Forty years in the past in the present day, a brand new sort of private laptop was introduced that will change the world ceaselessly. Two years later, it was nearly utterly forgotten.
The Apple Lisa began in 1978 as a brand new challenge for Steve Wozniak. The concept was to make a sophisticated laptop utilizing a bit-slice processor, an early try at scalable computing. Woz bought distracted by different issues, and the challenge didn’t start in earnest till early 1979. That’s when Apple administration introduced in a challenge chief and began hiring folks to work on it.
Lisa was named after Steve Jobs’ daughter, though Jobs denied the connection and his parentage. However the extra attention-grabbing factor concerning the Lisa laptop was the way it advanced into one thing distinctive: It was the primary private laptop with a graphical consumer interface (GUI).
The imaginative and prescient takes form
GUIs have been invented at Xerox’s Palo Alto Analysis Middle (PARC) within the early Nineteen Seventies. The Alto workstation, which was by no means bought to the general public, had a bitmapped display screen that mimicked the dimensions and orientation of a chunk of paper. PARC researchers wrote software program that displayed home windows and icons, they usually used a mouse to maneuver a pointer on that display screen.
Jef Raskin, an early Apple worker who wrote the handbook for the Apple ][, had visited PARC in 1973. He believed that GUIs were the future. Raskin managed to persuade the Lisa project leader to change the computer into a GUI machine. However, he couldn’t convince Jobs, who thought Raskin and Xerox were incompetent.
Raskin altered his approach and got graphics programmer Bill Atkinson to propose an official tour of PARC in November 1979. Because Jobs thought Atkinson was great, he agreed to come along. Jobs’ visit to PARC became the stuff of legend, a tale of a brilliant visionary seeing the future of computing for the first time. But in reality, Atkinson was already working on LisaGraf—the low-level code that would power the Lisa’s GUI—months before Jobs saw the PARC demo.

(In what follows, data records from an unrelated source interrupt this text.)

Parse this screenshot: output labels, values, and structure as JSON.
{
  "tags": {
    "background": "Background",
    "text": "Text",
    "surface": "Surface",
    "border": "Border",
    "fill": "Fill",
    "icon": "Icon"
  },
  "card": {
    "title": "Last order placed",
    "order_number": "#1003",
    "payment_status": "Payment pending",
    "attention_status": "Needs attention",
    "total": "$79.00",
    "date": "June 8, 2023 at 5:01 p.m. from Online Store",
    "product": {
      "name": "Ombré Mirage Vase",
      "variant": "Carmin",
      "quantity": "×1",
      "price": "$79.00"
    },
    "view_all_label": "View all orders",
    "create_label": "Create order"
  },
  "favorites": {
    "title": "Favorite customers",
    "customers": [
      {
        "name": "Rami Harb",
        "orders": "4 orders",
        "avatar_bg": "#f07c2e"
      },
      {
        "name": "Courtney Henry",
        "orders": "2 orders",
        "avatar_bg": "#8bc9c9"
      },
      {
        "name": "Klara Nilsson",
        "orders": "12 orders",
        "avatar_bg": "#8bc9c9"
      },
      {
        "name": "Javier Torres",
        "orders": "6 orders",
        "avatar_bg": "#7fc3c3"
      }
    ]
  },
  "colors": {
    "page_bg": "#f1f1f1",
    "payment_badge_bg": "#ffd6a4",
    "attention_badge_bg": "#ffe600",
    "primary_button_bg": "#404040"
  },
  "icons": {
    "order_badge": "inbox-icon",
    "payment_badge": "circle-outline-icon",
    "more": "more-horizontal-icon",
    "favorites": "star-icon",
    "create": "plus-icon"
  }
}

The Lisa’s hardware changed as well. The team abandoned the bit-slice processor and adopted Motorola’s new 68000 CPU. The 68000 was a 16/32-bit chip and used a 24-bit address bus, giving it a maximum of 16 megabytes of memory. This was fine, as memory prices were still sky-high in 1980, and most computers of the day had a maximum of 64 kilobytes of RAM.

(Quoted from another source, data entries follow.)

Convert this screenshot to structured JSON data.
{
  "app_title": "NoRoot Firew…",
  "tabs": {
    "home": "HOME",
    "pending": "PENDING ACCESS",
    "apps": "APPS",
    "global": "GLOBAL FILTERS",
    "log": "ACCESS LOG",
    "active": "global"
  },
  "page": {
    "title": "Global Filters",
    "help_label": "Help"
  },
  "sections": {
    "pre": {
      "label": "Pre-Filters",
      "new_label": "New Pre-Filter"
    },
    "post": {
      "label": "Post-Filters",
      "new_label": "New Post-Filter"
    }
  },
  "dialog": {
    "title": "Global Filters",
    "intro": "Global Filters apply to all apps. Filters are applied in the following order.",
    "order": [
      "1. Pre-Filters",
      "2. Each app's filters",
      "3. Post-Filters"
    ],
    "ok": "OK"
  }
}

In January 1981, senior leadership at Apple got tired of Jobs’ constant interference and micromanagement of the Lisa project and officially removed him from the team. Jobs seethed, then took over a smaller skunkworks project being run by Raskin. This would become important later.
By early 1982, the Lisa hardware was mostly finalized. However, the software was still in flux. A team of designers—including Larry Tesler, who had left PARC to join Apple—had been busy doing tons of research, prototyping, and testing. The main question they had was: How should the Lisa’s GUI actually work?
In an article in Interactions journal, designers Roderick Perkins, Dan Smith, and Frank Ludolph described how the Lisa’s interface modified from early prototypes to a well-recognized desktop with icons, then away from that mannequin, then lastly again to an icon-based, document-centric method. The aim was to make the Lisa highly effective and enjoyable to make use of.
In the end, the Lisa was able to be unveiled to the general public. On January 19, 1983, Apple introduced the pc, which it precisely described as “revolutionary.”